▶ [Task objective] Your job is to retype all of the data word for word, leaving every image out.

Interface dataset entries
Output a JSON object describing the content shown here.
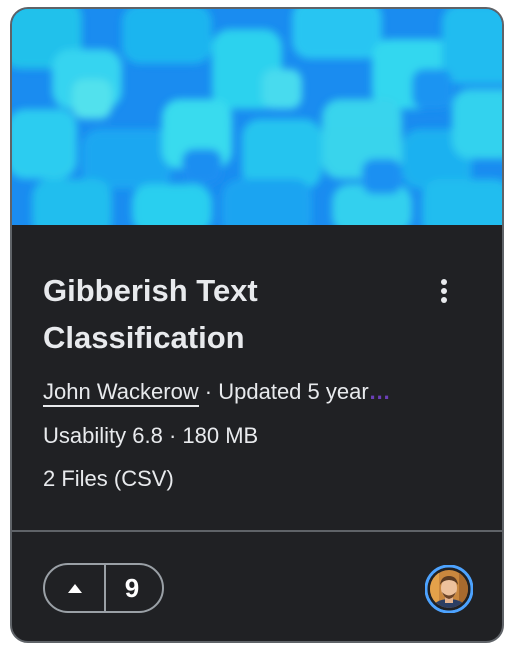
{
  "card": {
    "title": "Gibberish Text Classification",
    "author": "John Wackerow",
    "updated": " · Updated 5 year",
    "usability": "Usability 6.8 · 180 MB",
    "files": "2 Files (CSV)",
    "upvotes": "9"
  },
  "colors": {
    "card_bg": "#202124",
    "border": "#5f6368",
    "text": "#e8eaed",
    "thumbnail_primary": "#1a8cf0",
    "thumbnail_secondary": "#22d3e6",
    "avatar_ring": "#4da3ff"
  },
  "icons": {
    "menu": "more-vertical-icon",
    "upvote": "triangle-up-icon",
    "avatar": "user-avatar"
  }
}
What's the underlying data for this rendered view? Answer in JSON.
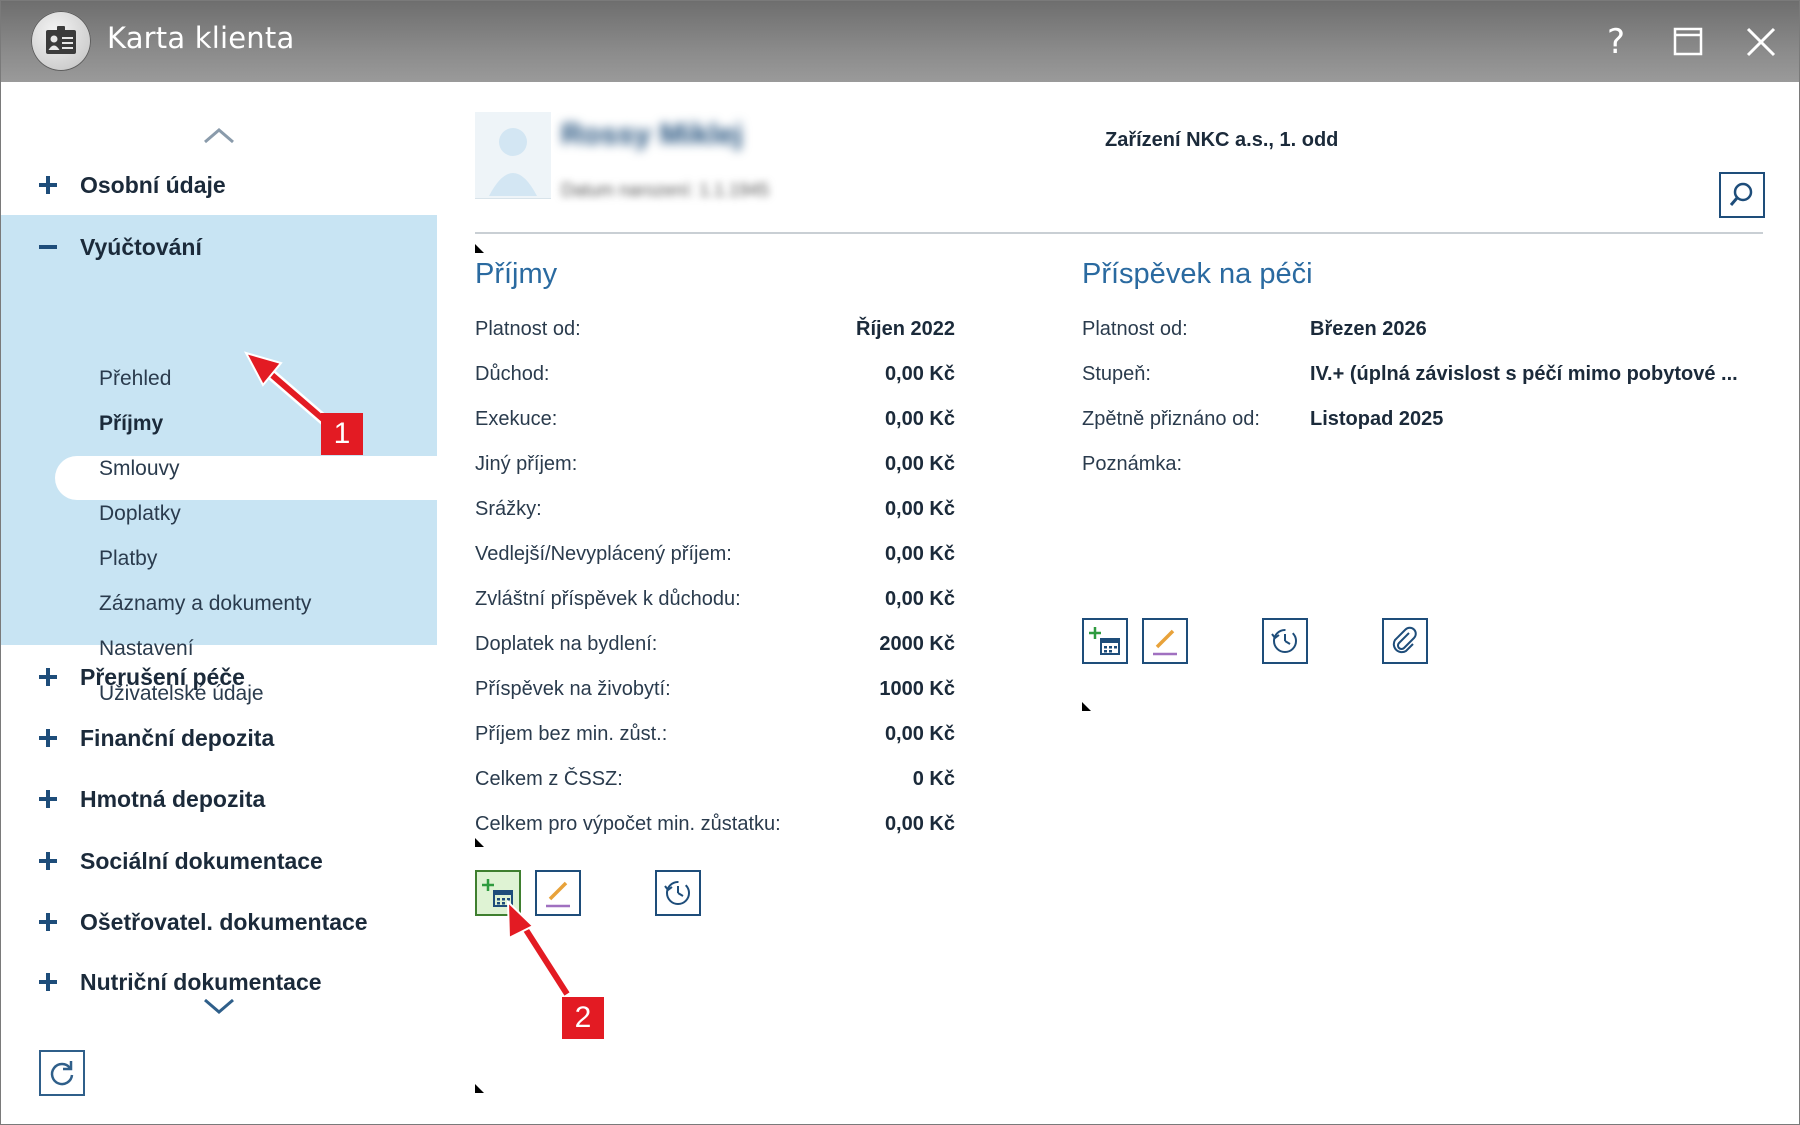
{
  "window": {
    "title": "Karta klienta",
    "help_label": "?"
  },
  "sidebar": {
    "groups": [
      {
        "label": "Osobní údaje",
        "expanded": false
      },
      {
        "label": "Vyúčtování",
        "expanded": true,
        "items": [
          {
            "label": "Přehled"
          },
          {
            "label": "Příjmy",
            "selected": true
          },
          {
            "label": "Smlouvy"
          },
          {
            "label": "Doplatky"
          },
          {
            "label": "Platby"
          },
          {
            "label": "Záznamy a dokumenty"
          },
          {
            "label": "Nastavení"
          },
          {
            "label": "Uživatelské údaje"
          }
        ]
      },
      {
        "label": "Přerušení péče",
        "expanded": false
      },
      {
        "label": "Finanční depozita",
        "expanded": false
      },
      {
        "label": "Hmotná depozita",
        "expanded": false
      },
      {
        "label": "Sociální dokumentace",
        "expanded": false
      },
      {
        "label": "Ošetřovatel. dokumentace",
        "expanded": false
      },
      {
        "label": "Nutriční dokumentace",
        "expanded": false
      }
    ]
  },
  "header": {
    "client_name": "Rossy Miklej",
    "client_subtitle": "Datum narození: 1.1.1945",
    "facility": "Zařízení NKC a.s., 1. odd"
  },
  "prijmy": {
    "title": "Příjmy",
    "rows": [
      {
        "label": "Platnost od:",
        "value": "Říjen 2022"
      },
      {
        "label": "Důchod:",
        "value": "0,00 Kč"
      },
      {
        "label": "Exekuce:",
        "value": "0,00 Kč"
      },
      {
        "label": "Jiný příjem:",
        "value": "0,00 Kč"
      },
      {
        "label": "Srážky:",
        "value": "0,00 Kč"
      },
      {
        "label": "Vedlejší/Nevyplácený příjem:",
        "value": "0,00 Kč"
      },
      {
        "label": "Zvláštní příspěvek k důchodu:",
        "value": "0,00 Kč"
      },
      {
        "label": "Doplatek na bydlení:",
        "value": "2000 Kč"
      },
      {
        "label": "Příspěvek na živobytí:",
        "value": "1000 Kč"
      },
      {
        "label": "Příjem bez min. zůst.:",
        "value": "0,00 Kč"
      },
      {
        "label": "Celkem z ČSSZ:",
        "value": "0 Kč"
      },
      {
        "label": "Celkem pro výpočet min. zůstatku:",
        "value": "0,00 Kč"
      }
    ]
  },
  "prispevek": {
    "title": "Příspěvek na péči",
    "rows": [
      {
        "label": "Platnost od:",
        "value": "Březen 2026"
      },
      {
        "label": "Stupeň:",
        "value": "IV.+ (úplná závislost s péčí mimo pobytové ..."
      },
      {
        "label": "Zpětně přiznáno od:",
        "value": "Listopad 2025"
      },
      {
        "label": "Poznámka:",
        "value": ""
      }
    ]
  },
  "annotations": {
    "badge_1": "1",
    "badge_2": "2",
    "color": "#e31b23"
  },
  "colors": {
    "accent": "#2a6aa0",
    "sidebar_highlight": "#c8e4f3"
  }
}
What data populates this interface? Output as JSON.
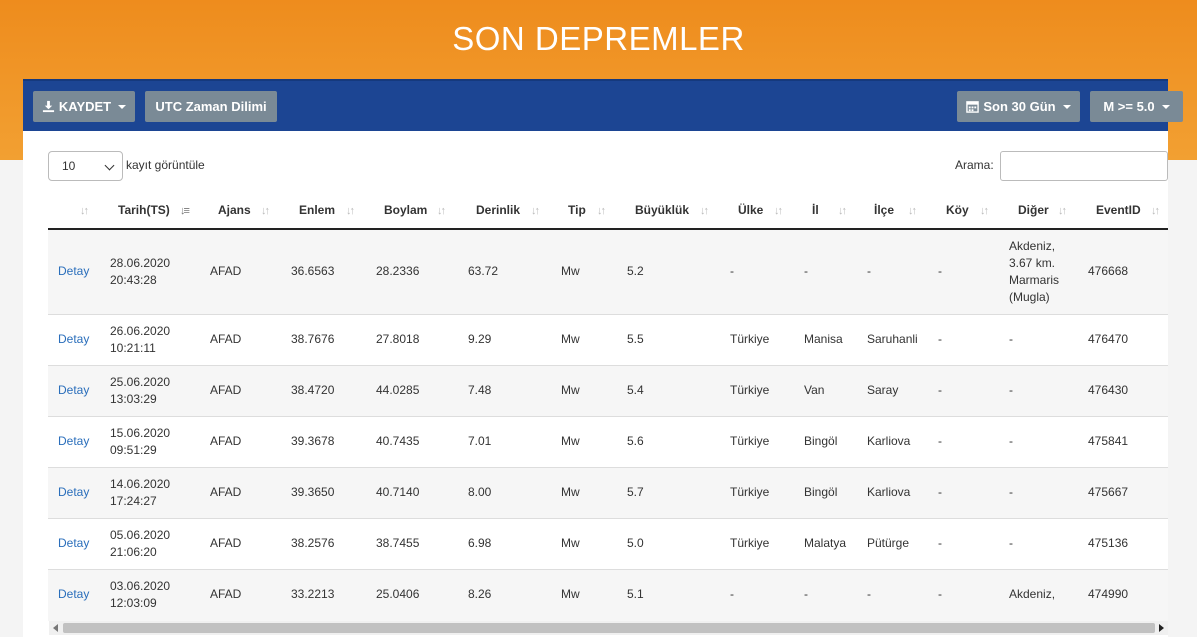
{
  "page": {
    "title": "SON DEPREMLER"
  },
  "toolbar": {
    "save_label": "KAYDET",
    "utc_label": "UTC Zaman Dilimi",
    "period_label": "Son 30 Gün",
    "magnitude_label": "M >= 5.0"
  },
  "controls": {
    "length_value": "10",
    "length_label": "kayıt görüntüle",
    "search_label": "Arama:",
    "search_value": ""
  },
  "table": {
    "headers": [
      "",
      "Tarih(TS)",
      "Ajans",
      "Enlem",
      "Boylam",
      "Derinlik",
      "Tip",
      "Büyüklük",
      "Ülke",
      "İl",
      "İlçe",
      "Köy",
      "Diğer",
      "EventID"
    ],
    "rows": [
      {
        "detail": "Detay",
        "date": "28.06.2020",
        "time": "20:43:28",
        "agency": "AFAD",
        "lat": "36.6563",
        "lon": "28.2336",
        "depth": "63.72",
        "type": "Mw",
        "mag": "5.2",
        "country": "-",
        "province": "-",
        "district": "-",
        "village": "-",
        "other": "Akdeniz, 3.67 km. Marmaris (Mugla)",
        "event_id": "476668"
      },
      {
        "detail": "Detay",
        "date": "26.06.2020",
        "time": "10:21:11",
        "agency": "AFAD",
        "lat": "38.7676",
        "lon": "27.8018",
        "depth": "9.29",
        "type": "Mw",
        "mag": "5.5",
        "country": "Türkiye",
        "province": "Manisa",
        "district": "Saruhanli",
        "village": "-",
        "other": "-",
        "event_id": "476470"
      },
      {
        "detail": "Detay",
        "date": "25.06.2020",
        "time": "13:03:29",
        "agency": "AFAD",
        "lat": "38.4720",
        "lon": "44.0285",
        "depth": "7.48",
        "type": "Mw",
        "mag": "5.4",
        "country": "Türkiye",
        "province": "Van",
        "district": "Saray",
        "village": "-",
        "other": "-",
        "event_id": "476430"
      },
      {
        "detail": "Detay",
        "date": "15.06.2020",
        "time": "09:51:29",
        "agency": "AFAD",
        "lat": "39.3678",
        "lon": "40.7435",
        "depth": "7.01",
        "type": "Mw",
        "mag": "5.6",
        "country": "Türkiye",
        "province": "Bingöl",
        "district": "Karliova",
        "village": "-",
        "other": "-",
        "event_id": "475841"
      },
      {
        "detail": "Detay",
        "date": "14.06.2020",
        "time": "17:24:27",
        "agency": "AFAD",
        "lat": "39.3650",
        "lon": "40.7140",
        "depth": "8.00",
        "type": "Mw",
        "mag": "5.7",
        "country": "Türkiye",
        "province": "Bingöl",
        "district": "Karliova",
        "village": "-",
        "other": "-",
        "event_id": "475667"
      },
      {
        "detail": "Detay",
        "date": "05.06.2020",
        "time": "21:06:20",
        "agency": "AFAD",
        "lat": "38.2576",
        "lon": "38.7455",
        "depth": "6.98",
        "type": "Mw",
        "mag": "5.0",
        "country": "Türkiye",
        "province": "Malatya",
        "district": "Pütürge",
        "village": "-",
        "other": "-",
        "event_id": "475136"
      },
      {
        "detail": "Detay",
        "date": "03.06.2020",
        "time": "12:03:09",
        "agency": "AFAD",
        "lat": "33.2213",
        "lon": "25.0406",
        "depth": "8.26",
        "type": "Mw",
        "mag": "5.1",
        "country": "-",
        "province": "-",
        "district": "-",
        "village": "-",
        "other": "Akdeniz,",
        "event_id": "474990"
      }
    ]
  },
  "icons": {
    "save": "download-icon",
    "period": "calendar-icon"
  },
  "colors": {
    "header": "#f2a032",
    "toolbar": "#1c4593",
    "button": "#7a8a96",
    "link": "#2a6ebb"
  }
}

▶ [Answer area]
Output a JSON object describing the content shown here.
{
  "card": {
    "title": "Gibberish Text Classification",
    "author": "John Wackerow",
    "updated": " · Updated 5 year",
    "usability": "Usability 6.8 · 180 MB",
    "files": "2 Files (CSV)",
    "upvotes": "9"
  },
  "colors": {
    "card_bg": "#202124",
    "border": "#5f6368",
    "text": "#e8eaed",
    "thumbnail_primary": "#1a8cf0",
    "thumbnail_secondary": "#22d3e6",
    "avatar_ring": "#4da3ff"
  },
  "icons": {
    "menu": "more-vertical-icon",
    "upvote": "triangle-up-icon",
    "avatar": "user-avatar"
  }
}
What's the underlying data for this rendered view? Answer in JSON.
{
  "window": {
    "title": "Karta klienta",
    "help_label": "?"
  },
  "sidebar": {
    "groups": [
      {
        "label": "Osobní údaje",
        "expanded": false
      },
      {
        "label": "Vyúčtování",
        "expanded": true,
        "items": [
          {
            "label": "Přehled"
          },
          {
            "label": "Příjmy",
            "selected": true
          },
          {
            "label": "Smlouvy"
          },
          {
            "label": "Doplatky"
          },
          {
            "label": "Platby"
          },
          {
            "label": "Záznamy a dokumenty"
          },
          {
            "label": "Nastavení"
          },
          {
            "label": "Uživatelské údaje"
          }
        ]
      },
      {
        "label": "Přerušení péče",
        "expanded": false
      },
      {
        "label": "Finanční depozita",
        "expanded": false
      },
      {
        "label": "Hmotná depozita",
        "expanded": false
      },
      {
        "label": "Sociální dokumentace",
        "expanded": false
      },
      {
        "label": "Ošetřovatel. dokumentace",
        "expanded": false
      },
      {
        "label": "Nutriční dokumentace",
        "expanded": false
      }
    ]
  },
  "header": {
    "client_name": "Rossy Miklej",
    "client_subtitle": "Datum narození: 1.1.1945",
    "facility": "Zařízení NKC a.s., 1. odd"
  },
  "prijmy": {
    "title": "Příjmy",
    "rows": [
      {
        "label": "Platnost od:",
        "value": "Říjen 2022"
      },
      {
        "label": "Důchod:",
        "value": "0,00 Kč"
      },
      {
        "label": "Exekuce:",
        "value": "0,00 Kč"
      },
      {
        "label": "Jiný příjem:",
        "value": "0,00 Kč"
      },
      {
        "label": "Srážky:",
        "value": "0,00 Kč"
      },
      {
        "label": "Vedlejší/Nevyplácený příjem:",
        "value": "0,00 Kč"
      },
      {
        "label": "Zvláštní příspěvek k důchodu:",
        "value": "0,00 Kč"
      },
      {
        "label": "Doplatek na bydlení:",
        "value": "2000 Kč"
      },
      {
        "label": "Příspěvek na živobytí:",
        "value": "1000 Kč"
      },
      {
        "label": "Příjem bez min. zůst.:",
        "value": "0,00 Kč"
      },
      {
        "label": "Celkem z ČSSZ:",
        "value": "0 Kč"
      },
      {
        "label": "Celkem pro výpočet min. zůstatku:",
        "value": "0,00 Kč"
      }
    ]
  },
  "prispevek": {
    "title": "Příspěvek na péči",
    "rows": [
      {
        "label": "Platnost od:",
        "value": "Březen 2026"
      },
      {
        "label": "Stupeň:",
        "value": "IV.+ (úplná závislost s péčí mimo pobytové ..."
      },
      {
        "label": "Zpětně přiznáno od:",
        "value": "Listopad 2025"
      },
      {
        "label": "Poznámka:",
        "value": ""
      }
    ]
  },
  "annotations": {
    "badge_1": "1",
    "badge_2": "2",
    "color": "#e31b23"
  },
  "colors": {
    "accent": "#2a6aa0",
    "sidebar_highlight": "#c8e4f3"
  }
}
What data populates this interface? Output as JSON.
{
  "page": {
    "title": "SON DEPREMLER"
  },
  "toolbar": {
    "save_label": "KAYDET",
    "utc_label": "UTC Zaman Dilimi",
    "period_label": "Son 30 Gün",
    "magnitude_label": "M >= 5.0"
  },
  "controls": {
    "length_value": "10",
    "length_label": "kayıt görüntüle",
    "search_label": "Arama:",
    "search_value": ""
  },
  "table": {
    "headers": [
      "",
      "Tarih(TS)",
      "Ajans",
      "Enlem",
      "Boylam",
      "Derinlik",
      "Tip",
      "Büyüklük",
      "Ülke",
      "İl",
      "İlçe",
      "Köy",
      "Diğer",
      "EventID"
    ],
    "rows": [
      {
        "detail": "Detay",
        "date": "28.06.2020",
        "time": "20:43:28",
        "agency": "AFAD",
        "lat": "36.6563",
        "lon": "28.2336",
        "depth": "63.72",
        "type": "Mw",
        "mag": "5.2",
        "country": "-",
        "province": "-",
        "district": "-",
        "village": "-",
        "other": "Akdeniz, 3.67 km. Marmaris (Mugla)",
        "event_id": "476668"
      },
      {
        "detail": "Detay",
        "date": "26.06.2020",
        "time": "10:21:11",
        "agency": "AFAD",
        "lat": "38.7676",
        "lon": "27.8018",
        "depth": "9.29",
        "type": "Mw",
        "mag": "5.5",
        "country": "Türkiye",
        "province": "Manisa",
        "district": "Saruhanli",
        "village": "-",
        "other": "-",
        "event_id": "476470"
      },
      {
        "detail": "Detay",
        "date": "25.06.2020",
        "time": "13:03:29",
        "agency": "AFAD",
        "lat": "38.4720",
        "lon": "44.0285",
        "depth": "7.48",
        "type": "Mw",
        "mag": "5.4",
        "country": "Türkiye",
        "province": "Van",
        "district": "Saray",
        "village": "-",
        "other": "-",
        "event_id": "476430"
      },
      {
        "detail": "Detay",
        "date": "15.06.2020",
        "time": "09:51:29",
        "agency": "AFAD",
        "lat": "39.3678",
        "lon": "40.7435",
        "depth": "7.01",
        "type": "Mw",
        "mag": "5.6",
        "country": "Türkiye",
        "province": "Bingöl",
        "district": "Karliova",
        "village": "-",
        "other": "-",
        "event_id": "475841"
      },
      {
        "detail": "Detay",
        "date": "14.06.2020",
        "time": "17:24:27",
        "agency": "AFAD",
        "lat": "39.3650",
        "lon": "40.7140",
        "depth": "8.00",
        "type": "Mw",
        "mag": "5.7",
        "country": "Türkiye",
        "province": "Bingöl",
        "district": "Karliova",
        "village": "-",
        "other": "-",
        "event_id": "475667"
      },
      {
        "detail": "Detay",
        "date": "05.06.2020",
        "time": "21:06:20",
        "agency": "AFAD",
        "lat": "38.2576",
        "lon": "38.7455",
        "depth": "6.98",
        "type": "Mw",
        "mag": "5.0",
        "country": "Türkiye",
        "province": "Malatya",
        "district": "Pütürge",
        "village": "-",
        "other": "-",
        "event_id": "475136"
      },
      {
        "detail": "Detay",
        "date": "03.06.2020",
        "time": "12:03:09",
        "agency": "AFAD",
        "lat": "33.2213",
        "lon": "25.0406",
        "depth": "8.26",
        "type": "Mw",
        "mag": "5.1",
        "country": "-",
        "province": "-",
        "district": "-",
        "village": "-",
        "other": "Akdeniz,",
        "event_id": "474990"
      }
    ]
  },
  "icons": {
    "save": "download-icon",
    "period": "calendar-icon"
  },
  "colors": {
    "header": "#f2a032",
    "toolbar": "#1c4593",
    "button": "#7a8a96",
    "link": "#2a6ebb"
  }
}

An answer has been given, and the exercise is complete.